Total Core Course Units Required: 43
Additional General Education units must also be completed
HOW DO I GET INTO THE PROGRAM?
- Graduation from an accredited high school or GED equivalency
- Cumulative College Grade Point Average of 2.5 or higher
- 2.5 or higher Grade Point Average on combined biology prerequisites: BIOL 30 (Anatomy) 4 semester units including a lab component; BIOL 31 (Physiology) 4 semester units including a lab component.
- We rank applications by grades in Human Anatomy and Physiology; ties are broken by overall Grade Point Average.
- A minimum grade of “C” in all prerequisite courses is required. Please be advised that a “C” in all prerequisites courses does not meet the 2.5 minimum Grade Point Average requirements.
- No more than one repetition of any biology course is allowed. W’s count as a repeat.
- Clinical placements will require background check and drug screen prior to clinical courses.
- Applications are due by June 15th each year for fall semester.
- Upon admission to the program, all applicants must provide the following valid and current information: American Heart Association Health Care Provider CPR Card; health clearance (Immunizations and physical exam); California driver’s license; California automobile insurance and reliable use of transportation.
VIDEO: A competitive and rigorous enrollment process
Currently, the COS PTA Program has an enrollment number of 28 each year and more than 100 people apply for those spots. All applicants must have a minimum of a 2.5 GPA in Anatomy and Physiology.
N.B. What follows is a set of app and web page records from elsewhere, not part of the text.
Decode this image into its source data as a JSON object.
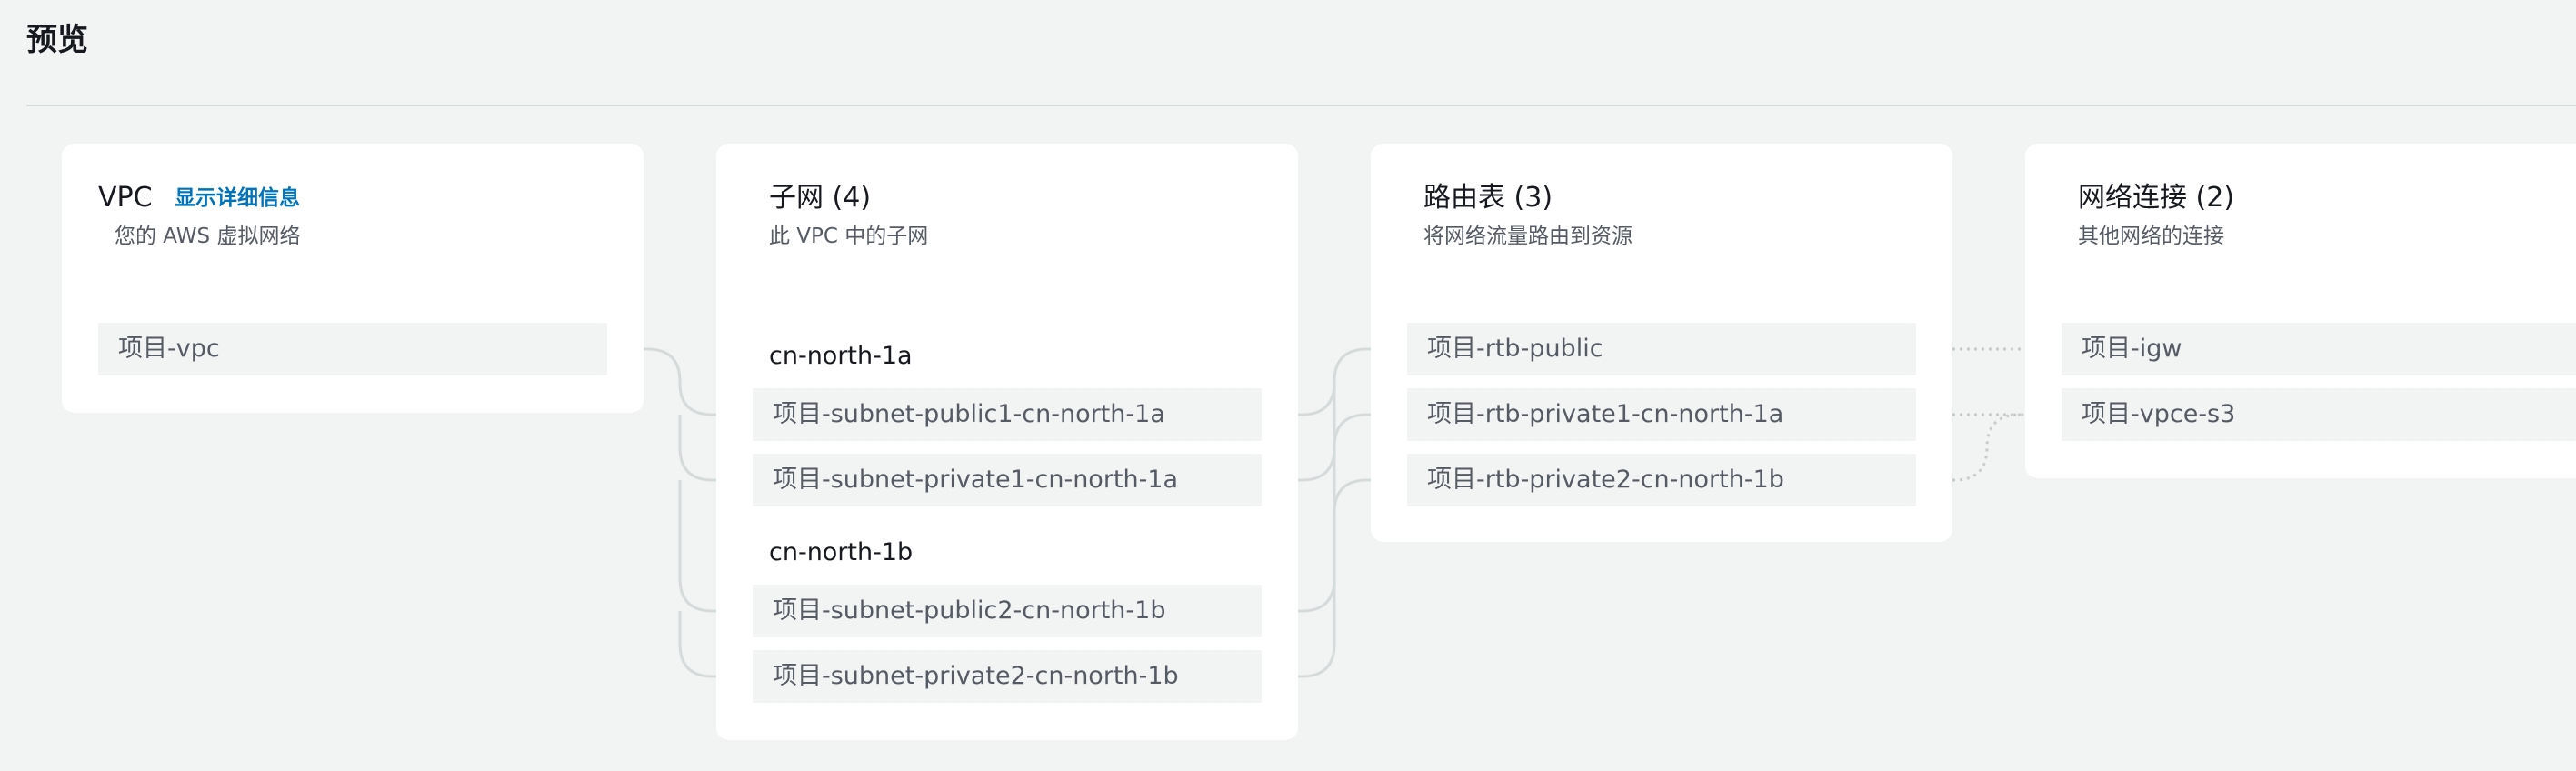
{
  "page": {
    "title": "预览"
  },
  "vpc_card": {
    "title": "VPC",
    "detail_link": "显示详细信息",
    "description": "您的 AWS 虚拟网络",
    "items": [
      "项目-vpc"
    ]
  },
  "subnets_card": {
    "title": "子网 (4)",
    "description": "此 VPC 中的子网",
    "groups": [
      {
        "az": "cn-north-1a",
        "items": [
          "项目-subnet-public1-cn-north-1a",
          "项目-subnet-private1-cn-north-1a"
        ]
      },
      {
        "az": "cn-north-1b",
        "items": [
          "项目-subnet-public2-cn-north-1b",
          "项目-subnet-private2-cn-north-1b"
        ]
      }
    ]
  },
  "route_tables_card": {
    "title": "路由表 (3)",
    "description": "将网络流量路由到资源",
    "items": [
      "项目-rtb-public",
      "项目-rtb-private1-cn-north-1a",
      "项目-rtb-private2-cn-north-1b"
    ]
  },
  "network_connections_card": {
    "title": "网络连接 (2)",
    "description": "其他网络的连接",
    "items": [
      "项目-igw",
      "项目-vpce-s3"
    ]
  },
  "colors": {
    "background": "#f2f3f3",
    "card": "#ffffff",
    "link": "#0073bb",
    "connector": "#d5dbdb",
    "item_background": "#f2f3f3"
  }
}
Applicants are ranked by grade in Anatomy and Physiology.
HOW MUCH DOES IT COST?
VIDEO: Costs of expectations for the COS PTA Program
The cost of the two-year degree program’s 43 units, books, supplies, uniforms and transportation to clinical sites is approximately $6,500.
HOW MUCH DOES A PT ASSISTANT MAKE?
VIDEO: Earning potential for PTA graduates
PT Assistant graduates are in great demand and starting wages are up to $25/hr in outpatient, hospital and skilled-nursing settings.
COS PTA GRADUATES EARN A STARTING SALARY OF UP TO $25/hr
WHO TEACHES IN THE PTA PROGRAM?
Jonna Schengel, PT, MA, Ed.D., Program Director
Tatiana Deeff, MPT, Physical Therapist Professor
Angela Sanchez, Senior Secretary for the Physical Therapy Assistant Program
Joe Sousa, DPT, Physical Therapist Professor
Keep up to date with application deadlines and opportunities to learn more about the Program.
Download the latest COS PTA Application form. All applications are due by June 15.
Access important documents and other materials that will be helpful during the application process.